§ TASK GOAL
The response must contain every line from the records below that has "Ctrl".

§ EXERCISE DATA
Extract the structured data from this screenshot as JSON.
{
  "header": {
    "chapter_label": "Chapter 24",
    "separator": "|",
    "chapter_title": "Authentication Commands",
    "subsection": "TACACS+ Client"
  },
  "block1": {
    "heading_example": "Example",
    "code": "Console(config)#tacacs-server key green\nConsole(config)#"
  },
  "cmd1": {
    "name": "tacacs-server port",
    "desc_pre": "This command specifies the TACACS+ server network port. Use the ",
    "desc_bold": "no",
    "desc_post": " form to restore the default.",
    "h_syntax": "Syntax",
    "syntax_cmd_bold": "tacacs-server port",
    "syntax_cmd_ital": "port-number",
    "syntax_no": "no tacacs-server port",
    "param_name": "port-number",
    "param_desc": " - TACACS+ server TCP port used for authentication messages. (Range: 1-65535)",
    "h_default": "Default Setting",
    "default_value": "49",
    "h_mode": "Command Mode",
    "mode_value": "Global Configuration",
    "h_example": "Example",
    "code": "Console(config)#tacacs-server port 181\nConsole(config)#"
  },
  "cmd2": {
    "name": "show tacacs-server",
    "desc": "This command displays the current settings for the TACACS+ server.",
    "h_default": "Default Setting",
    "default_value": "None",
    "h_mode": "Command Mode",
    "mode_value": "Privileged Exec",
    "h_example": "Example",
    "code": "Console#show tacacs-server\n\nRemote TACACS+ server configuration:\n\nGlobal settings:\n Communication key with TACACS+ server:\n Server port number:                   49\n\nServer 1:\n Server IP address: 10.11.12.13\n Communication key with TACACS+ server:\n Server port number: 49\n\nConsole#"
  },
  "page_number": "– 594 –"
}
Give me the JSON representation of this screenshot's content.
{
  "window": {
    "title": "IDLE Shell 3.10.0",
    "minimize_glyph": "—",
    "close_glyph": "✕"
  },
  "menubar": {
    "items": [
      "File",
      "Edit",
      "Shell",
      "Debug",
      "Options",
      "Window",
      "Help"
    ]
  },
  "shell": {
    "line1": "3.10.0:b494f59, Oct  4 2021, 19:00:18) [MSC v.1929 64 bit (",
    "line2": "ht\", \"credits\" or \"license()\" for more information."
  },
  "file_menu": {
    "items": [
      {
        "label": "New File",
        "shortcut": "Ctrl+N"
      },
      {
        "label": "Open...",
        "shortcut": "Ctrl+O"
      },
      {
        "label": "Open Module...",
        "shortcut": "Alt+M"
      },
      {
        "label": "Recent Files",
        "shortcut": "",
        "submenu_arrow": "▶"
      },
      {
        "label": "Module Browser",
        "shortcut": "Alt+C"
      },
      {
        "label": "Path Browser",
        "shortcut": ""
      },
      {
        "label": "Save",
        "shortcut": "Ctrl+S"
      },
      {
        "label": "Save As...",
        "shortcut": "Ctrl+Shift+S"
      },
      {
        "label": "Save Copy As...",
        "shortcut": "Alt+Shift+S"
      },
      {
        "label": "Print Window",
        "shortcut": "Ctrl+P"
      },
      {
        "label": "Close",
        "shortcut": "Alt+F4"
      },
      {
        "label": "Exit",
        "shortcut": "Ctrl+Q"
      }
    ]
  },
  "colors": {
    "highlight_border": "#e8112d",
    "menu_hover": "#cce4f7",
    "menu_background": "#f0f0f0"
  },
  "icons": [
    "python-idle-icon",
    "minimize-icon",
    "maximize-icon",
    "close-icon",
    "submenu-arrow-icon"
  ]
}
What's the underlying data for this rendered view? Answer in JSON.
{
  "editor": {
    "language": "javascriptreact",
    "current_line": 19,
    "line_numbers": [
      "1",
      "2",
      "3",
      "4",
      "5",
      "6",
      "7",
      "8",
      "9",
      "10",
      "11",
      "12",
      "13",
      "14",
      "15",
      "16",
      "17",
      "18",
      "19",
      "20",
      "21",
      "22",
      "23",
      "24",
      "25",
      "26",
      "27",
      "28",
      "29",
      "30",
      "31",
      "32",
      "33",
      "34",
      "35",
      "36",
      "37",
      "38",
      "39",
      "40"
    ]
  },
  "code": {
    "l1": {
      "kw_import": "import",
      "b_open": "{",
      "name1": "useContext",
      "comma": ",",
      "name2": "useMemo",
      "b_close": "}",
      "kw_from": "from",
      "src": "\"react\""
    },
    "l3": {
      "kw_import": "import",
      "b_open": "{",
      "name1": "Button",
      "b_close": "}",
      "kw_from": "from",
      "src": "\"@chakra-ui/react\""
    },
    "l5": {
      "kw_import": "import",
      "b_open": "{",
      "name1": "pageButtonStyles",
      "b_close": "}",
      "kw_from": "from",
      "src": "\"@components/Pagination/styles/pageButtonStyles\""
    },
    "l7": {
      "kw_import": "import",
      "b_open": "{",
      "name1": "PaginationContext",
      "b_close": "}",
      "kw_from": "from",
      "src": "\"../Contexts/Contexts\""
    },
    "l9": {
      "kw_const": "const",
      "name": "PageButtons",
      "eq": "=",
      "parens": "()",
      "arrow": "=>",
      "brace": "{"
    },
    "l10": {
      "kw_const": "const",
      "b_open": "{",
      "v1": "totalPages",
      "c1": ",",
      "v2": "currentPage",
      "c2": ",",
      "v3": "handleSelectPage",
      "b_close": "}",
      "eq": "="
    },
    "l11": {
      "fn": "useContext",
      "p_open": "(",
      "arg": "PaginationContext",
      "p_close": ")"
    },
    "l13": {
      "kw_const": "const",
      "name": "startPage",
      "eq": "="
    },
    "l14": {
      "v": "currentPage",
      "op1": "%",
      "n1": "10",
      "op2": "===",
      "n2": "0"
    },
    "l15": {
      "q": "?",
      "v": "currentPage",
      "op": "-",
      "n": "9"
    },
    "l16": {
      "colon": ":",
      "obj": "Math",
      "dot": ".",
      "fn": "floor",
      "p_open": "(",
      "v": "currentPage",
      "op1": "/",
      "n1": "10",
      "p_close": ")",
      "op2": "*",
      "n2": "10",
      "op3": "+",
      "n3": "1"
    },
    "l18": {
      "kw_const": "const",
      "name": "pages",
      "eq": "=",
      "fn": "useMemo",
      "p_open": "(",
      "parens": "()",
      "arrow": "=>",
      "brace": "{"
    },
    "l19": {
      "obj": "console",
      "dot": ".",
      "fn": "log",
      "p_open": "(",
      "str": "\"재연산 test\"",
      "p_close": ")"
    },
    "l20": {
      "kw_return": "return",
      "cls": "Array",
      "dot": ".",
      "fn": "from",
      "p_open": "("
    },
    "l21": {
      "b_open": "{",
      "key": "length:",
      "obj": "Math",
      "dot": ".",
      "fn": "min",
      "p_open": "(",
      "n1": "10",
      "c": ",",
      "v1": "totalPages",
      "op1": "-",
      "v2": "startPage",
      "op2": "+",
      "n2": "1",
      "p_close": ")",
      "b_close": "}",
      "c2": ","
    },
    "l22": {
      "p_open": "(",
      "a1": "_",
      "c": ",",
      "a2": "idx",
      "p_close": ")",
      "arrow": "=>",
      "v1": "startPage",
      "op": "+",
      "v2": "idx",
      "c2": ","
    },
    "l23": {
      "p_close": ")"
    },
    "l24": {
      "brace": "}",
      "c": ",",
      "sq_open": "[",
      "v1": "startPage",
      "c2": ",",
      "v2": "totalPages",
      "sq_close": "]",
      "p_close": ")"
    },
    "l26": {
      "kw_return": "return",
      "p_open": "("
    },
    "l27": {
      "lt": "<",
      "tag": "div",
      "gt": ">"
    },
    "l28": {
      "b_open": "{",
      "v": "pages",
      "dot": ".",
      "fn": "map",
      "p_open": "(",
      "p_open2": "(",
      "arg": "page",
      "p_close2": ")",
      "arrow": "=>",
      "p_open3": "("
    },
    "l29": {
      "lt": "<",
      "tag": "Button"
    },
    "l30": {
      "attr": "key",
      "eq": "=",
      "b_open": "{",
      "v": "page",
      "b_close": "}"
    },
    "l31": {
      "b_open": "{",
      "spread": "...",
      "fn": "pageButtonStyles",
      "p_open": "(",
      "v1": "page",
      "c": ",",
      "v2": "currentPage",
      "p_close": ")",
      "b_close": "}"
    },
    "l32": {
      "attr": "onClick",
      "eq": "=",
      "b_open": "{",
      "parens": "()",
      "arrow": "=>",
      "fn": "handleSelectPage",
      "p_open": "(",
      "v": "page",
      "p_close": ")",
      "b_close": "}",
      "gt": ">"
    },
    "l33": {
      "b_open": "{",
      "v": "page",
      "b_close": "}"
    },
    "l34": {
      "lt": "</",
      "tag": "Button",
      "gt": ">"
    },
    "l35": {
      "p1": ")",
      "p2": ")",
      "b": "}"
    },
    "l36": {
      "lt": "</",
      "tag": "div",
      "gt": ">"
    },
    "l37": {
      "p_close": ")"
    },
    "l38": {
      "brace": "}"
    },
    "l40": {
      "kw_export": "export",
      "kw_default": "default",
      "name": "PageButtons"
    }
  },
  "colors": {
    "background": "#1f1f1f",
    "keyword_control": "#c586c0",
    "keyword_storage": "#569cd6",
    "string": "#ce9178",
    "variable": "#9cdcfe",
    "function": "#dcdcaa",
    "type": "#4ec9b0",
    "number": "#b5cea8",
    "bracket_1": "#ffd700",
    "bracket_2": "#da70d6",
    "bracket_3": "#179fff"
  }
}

§ RESPONSE AREA
        "shortcut": "Ctrl+N"
        "shortcut": "Ctrl+O"
        "shortcut": "Ctrl+S"
        "shortcut": "Ctrl+Shift+S"
        "shortcut": "Ctrl+P"
        "shortcut": "Ctrl+Q"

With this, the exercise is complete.